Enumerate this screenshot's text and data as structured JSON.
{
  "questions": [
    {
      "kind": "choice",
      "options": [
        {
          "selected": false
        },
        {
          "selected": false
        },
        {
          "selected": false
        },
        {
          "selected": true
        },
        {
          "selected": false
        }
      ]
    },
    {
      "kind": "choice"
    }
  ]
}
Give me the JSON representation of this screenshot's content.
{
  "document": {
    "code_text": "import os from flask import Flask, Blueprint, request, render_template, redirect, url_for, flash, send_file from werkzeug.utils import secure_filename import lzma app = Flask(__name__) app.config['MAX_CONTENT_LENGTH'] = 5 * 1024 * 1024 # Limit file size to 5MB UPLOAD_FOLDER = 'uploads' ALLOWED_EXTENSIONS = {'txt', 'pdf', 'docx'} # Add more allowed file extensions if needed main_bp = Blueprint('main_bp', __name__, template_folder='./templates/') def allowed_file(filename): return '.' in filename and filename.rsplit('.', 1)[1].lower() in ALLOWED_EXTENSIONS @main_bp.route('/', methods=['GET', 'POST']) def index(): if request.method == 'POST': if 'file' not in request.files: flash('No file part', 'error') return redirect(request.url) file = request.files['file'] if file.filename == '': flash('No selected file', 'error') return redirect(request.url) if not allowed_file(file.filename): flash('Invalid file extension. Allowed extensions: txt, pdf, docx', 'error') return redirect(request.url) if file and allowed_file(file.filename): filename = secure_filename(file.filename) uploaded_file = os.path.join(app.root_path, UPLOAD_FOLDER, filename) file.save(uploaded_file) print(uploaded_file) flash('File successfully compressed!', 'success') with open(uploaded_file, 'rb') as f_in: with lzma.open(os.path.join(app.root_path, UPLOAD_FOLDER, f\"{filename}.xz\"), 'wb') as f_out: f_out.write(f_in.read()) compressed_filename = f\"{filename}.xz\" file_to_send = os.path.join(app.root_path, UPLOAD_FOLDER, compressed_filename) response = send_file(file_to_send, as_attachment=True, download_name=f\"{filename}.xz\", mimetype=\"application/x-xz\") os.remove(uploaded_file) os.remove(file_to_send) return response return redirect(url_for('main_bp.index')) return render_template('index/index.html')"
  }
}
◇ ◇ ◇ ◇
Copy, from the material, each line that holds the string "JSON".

Enumerate this screenshot's text and data as structured JSON.
Give me the JSON representation of this screenshot's content.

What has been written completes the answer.